I would like to see some public education elements on fact-checking and researching online sources. Stuff like this should be taught in schools. Initially, we were recruiting students for OSINT work. Now you can find experienced specialists on the job market. One big change I saw during the war was the shift in cooperation between state bodies and private bodies in Ukraine. Examples of government employees, the military, and regular civilians, all cooperating to counter the russian threat. And this is in every sphere, not just in OSINT.
Finally, the developments in AI technologies, further automation of tasks and processes, those things will have a big impact. In a few years, it will all change how open-source intelligence research works and even how we fact-check the fact-checkers.
What opsec tips could you share for somebody conducting RU state actor research?
You need to start with basic cybersecurity awareness. Stay away from the public cloud and avoid storing sensitive information there. Don’t use public free proxies and free VPN services. It’s essential to separate your investigative environment from your private setup.
Also, when working with other people, always do thorough background checks on everybody, even those who work directly for you. This is unfortunately a necessity. We have had problems with questionable individuals, had to manage risks of infiltration, phishing attempts, people contacting us under false pretenses.
Once I was communicating with a person who claimed he had interesting information – in one email he sent me an attachment, it was meant to be a document file, but was 25MB in size. This was an attempt to infect my computer with a trojan, I verified the file using a file scanning service. You just have to be overall careful and aware. It might help to purchase some DDoS protection for your website if you are planning to publish some big story.
Sometimes russian intelligence agencies would contact us and pretend to be the Ukrainian Secret Service. Once we even had an insider access attempt, a person who was a russian supporter tried to get employed at Molfar and infiltrate the company from within. We prevented that from happening.
If you were to get a crystal ball and look ahead 5- 10 years from now – where do you see Molfar and Ukraine in general?
Hopefully, the threat from the east will not be as prominent as we won’t need so many people to work on it! I can see AI coming into the field and changing the way we all work. There will be better software, capable of more thorough analysis.
As for Ukraine overall, I think we showed the world our strength and that our country does not want to be and does not belong in the russian orbit of influence. Maybe we will adopt the Israeli model – they are a small country surrounded by enemies but have strong links to the EU and US. I also hope that there will not be a russia as we know it in 10 years.
Anything else to add?
Not really, other than sharing some resources that we recommended.
A list of Telegram bots used by Molfar’s researchers:
1. The Eye of God. It’s paid, but there seems to be a free period for the first 10 requests. Focused on russia, Ukraine, the Post-Soviet states and a little bit on the world. Often deleted by Telegram. You can get a new bot on their website.
2. UniversalSearchRobot – a free Telegram bot focused on russia, Ukraine, the Post-Soviet states and a little bit on the wider world.

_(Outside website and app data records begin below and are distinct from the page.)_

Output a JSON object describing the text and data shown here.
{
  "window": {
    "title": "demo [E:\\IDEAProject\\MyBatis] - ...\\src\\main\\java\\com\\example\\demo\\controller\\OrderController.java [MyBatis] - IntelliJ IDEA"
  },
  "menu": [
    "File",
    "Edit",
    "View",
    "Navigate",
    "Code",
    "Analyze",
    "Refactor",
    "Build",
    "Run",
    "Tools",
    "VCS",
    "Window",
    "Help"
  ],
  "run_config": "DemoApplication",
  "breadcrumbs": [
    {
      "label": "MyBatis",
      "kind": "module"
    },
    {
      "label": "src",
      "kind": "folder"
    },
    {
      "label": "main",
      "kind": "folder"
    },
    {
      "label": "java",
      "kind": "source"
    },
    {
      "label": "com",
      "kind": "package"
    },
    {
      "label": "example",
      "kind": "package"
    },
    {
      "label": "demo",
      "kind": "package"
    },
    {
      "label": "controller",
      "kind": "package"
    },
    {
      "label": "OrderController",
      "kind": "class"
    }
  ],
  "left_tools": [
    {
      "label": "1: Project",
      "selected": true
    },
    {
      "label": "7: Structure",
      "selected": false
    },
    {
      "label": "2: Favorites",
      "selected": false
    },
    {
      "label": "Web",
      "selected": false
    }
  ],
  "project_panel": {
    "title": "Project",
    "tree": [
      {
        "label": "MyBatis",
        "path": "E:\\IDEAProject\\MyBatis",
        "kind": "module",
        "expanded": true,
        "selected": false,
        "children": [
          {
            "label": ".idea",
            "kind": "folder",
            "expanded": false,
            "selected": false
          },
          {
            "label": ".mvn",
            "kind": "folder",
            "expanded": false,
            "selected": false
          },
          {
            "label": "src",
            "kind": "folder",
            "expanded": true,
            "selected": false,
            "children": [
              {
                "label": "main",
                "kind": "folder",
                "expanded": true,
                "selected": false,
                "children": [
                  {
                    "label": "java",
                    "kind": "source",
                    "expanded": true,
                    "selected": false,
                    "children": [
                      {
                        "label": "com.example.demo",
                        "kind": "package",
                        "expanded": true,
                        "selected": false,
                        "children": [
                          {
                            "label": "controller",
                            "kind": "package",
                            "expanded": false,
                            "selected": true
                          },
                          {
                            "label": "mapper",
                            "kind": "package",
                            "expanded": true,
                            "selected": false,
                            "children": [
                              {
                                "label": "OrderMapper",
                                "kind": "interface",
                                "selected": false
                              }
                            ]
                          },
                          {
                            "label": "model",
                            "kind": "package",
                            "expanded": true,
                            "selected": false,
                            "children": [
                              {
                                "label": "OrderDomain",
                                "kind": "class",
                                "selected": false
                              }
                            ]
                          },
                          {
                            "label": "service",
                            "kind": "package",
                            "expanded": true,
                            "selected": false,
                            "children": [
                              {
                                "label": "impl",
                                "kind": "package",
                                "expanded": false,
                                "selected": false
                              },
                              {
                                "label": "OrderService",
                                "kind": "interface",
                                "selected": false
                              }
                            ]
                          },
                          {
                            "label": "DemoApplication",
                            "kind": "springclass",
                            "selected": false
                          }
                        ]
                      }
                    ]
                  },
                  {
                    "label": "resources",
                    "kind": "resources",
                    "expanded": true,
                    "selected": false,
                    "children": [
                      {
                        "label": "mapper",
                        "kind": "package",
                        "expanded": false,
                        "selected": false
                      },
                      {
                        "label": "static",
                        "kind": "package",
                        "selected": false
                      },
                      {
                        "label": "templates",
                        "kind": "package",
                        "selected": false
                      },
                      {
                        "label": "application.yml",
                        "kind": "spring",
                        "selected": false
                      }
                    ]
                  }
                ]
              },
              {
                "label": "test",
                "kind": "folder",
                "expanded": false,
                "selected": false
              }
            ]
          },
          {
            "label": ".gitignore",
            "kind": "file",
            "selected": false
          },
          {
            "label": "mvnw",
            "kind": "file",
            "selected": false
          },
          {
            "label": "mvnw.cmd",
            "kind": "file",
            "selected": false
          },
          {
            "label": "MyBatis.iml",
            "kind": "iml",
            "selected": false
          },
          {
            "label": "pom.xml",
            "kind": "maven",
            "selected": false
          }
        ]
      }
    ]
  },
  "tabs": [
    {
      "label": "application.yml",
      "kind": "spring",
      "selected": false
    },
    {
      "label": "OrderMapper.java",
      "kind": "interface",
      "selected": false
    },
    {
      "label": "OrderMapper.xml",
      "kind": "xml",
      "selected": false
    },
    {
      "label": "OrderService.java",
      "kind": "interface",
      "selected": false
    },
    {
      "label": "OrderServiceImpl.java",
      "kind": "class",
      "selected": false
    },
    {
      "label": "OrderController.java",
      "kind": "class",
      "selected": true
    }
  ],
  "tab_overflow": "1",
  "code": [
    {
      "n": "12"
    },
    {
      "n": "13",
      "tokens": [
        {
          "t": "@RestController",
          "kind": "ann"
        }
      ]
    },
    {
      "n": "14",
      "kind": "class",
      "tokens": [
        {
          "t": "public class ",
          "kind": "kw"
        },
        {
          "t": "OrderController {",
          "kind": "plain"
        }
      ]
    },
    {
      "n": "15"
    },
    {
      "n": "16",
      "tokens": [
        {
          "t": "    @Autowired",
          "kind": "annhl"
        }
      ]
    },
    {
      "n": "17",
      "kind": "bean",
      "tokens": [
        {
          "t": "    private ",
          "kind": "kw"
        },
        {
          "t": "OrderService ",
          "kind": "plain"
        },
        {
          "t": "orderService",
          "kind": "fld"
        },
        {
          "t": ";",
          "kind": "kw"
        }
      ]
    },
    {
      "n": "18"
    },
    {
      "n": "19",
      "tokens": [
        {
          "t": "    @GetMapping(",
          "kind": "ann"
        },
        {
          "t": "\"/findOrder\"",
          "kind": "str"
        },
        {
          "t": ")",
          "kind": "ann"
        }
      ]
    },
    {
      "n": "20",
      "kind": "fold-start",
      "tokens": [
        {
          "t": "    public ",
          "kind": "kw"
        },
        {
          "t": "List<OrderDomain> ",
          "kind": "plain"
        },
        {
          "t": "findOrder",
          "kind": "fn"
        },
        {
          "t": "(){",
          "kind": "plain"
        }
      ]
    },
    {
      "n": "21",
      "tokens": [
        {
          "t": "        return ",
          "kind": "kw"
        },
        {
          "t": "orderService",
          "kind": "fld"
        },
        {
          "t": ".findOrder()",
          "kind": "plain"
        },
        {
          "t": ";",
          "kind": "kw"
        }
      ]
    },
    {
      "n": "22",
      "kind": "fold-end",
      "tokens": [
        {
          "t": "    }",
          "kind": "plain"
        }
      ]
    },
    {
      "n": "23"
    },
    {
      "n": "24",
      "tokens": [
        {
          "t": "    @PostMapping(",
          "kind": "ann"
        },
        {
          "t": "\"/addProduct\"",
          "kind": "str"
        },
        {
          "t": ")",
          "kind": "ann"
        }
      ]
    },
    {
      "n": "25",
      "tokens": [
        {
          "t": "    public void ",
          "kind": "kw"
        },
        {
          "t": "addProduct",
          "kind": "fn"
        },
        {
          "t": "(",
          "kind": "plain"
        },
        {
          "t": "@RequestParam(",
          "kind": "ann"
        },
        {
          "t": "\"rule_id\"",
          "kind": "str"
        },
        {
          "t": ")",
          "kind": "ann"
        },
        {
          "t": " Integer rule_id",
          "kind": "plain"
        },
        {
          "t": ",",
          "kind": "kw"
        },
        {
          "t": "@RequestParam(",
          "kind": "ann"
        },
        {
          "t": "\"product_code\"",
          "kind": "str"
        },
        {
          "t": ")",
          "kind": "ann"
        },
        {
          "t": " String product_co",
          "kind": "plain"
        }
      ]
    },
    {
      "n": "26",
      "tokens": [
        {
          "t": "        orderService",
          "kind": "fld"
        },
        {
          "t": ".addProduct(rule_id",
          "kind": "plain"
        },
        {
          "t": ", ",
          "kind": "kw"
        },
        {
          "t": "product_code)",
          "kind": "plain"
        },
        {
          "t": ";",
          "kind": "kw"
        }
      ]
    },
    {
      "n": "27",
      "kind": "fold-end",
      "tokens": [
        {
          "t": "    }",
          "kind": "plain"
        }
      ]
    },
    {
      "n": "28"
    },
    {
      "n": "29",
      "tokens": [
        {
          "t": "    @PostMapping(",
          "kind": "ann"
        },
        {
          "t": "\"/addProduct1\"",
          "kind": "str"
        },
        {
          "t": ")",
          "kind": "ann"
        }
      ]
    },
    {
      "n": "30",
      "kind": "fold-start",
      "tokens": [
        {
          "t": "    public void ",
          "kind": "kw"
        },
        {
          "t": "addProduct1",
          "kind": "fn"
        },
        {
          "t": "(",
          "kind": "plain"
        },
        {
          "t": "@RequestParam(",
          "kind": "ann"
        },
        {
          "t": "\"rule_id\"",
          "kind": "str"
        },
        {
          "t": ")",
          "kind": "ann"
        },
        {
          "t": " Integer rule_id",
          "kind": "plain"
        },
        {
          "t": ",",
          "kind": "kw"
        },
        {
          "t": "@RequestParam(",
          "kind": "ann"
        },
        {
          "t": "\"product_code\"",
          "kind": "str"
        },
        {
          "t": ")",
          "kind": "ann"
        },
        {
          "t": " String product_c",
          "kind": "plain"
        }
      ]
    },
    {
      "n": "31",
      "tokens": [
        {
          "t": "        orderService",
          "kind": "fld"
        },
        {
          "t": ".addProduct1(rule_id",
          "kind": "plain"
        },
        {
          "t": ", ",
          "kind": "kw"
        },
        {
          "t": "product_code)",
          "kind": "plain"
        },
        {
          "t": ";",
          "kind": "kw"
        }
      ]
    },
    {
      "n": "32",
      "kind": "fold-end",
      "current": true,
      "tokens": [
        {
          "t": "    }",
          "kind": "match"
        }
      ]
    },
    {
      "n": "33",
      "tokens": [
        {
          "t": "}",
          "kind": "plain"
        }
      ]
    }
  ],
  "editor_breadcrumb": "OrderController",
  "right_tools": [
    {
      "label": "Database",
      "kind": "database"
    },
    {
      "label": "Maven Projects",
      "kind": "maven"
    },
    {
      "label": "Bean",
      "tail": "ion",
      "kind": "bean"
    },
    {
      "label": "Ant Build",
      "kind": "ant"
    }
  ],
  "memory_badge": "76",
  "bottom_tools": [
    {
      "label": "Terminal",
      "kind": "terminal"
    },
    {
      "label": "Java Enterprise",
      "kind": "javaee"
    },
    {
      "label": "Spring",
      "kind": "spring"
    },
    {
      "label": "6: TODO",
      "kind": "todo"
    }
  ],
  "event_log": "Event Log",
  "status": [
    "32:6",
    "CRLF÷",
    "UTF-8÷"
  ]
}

3. QuickOSINT_bot – another paid Telegram tool, similar to the Eye of God, but sometimes provides new unique information.
Molfar’s researchers’ basic toolkit:
https://x-ray.contact/ – person search by name, contacts, image (perfect for US).
https://www.getcontact.com/en/ – caller ID app for reverse searching numbers
http://web.archive.org/ – website history.
https://opencorporates.com/ – aggregator of legal entities.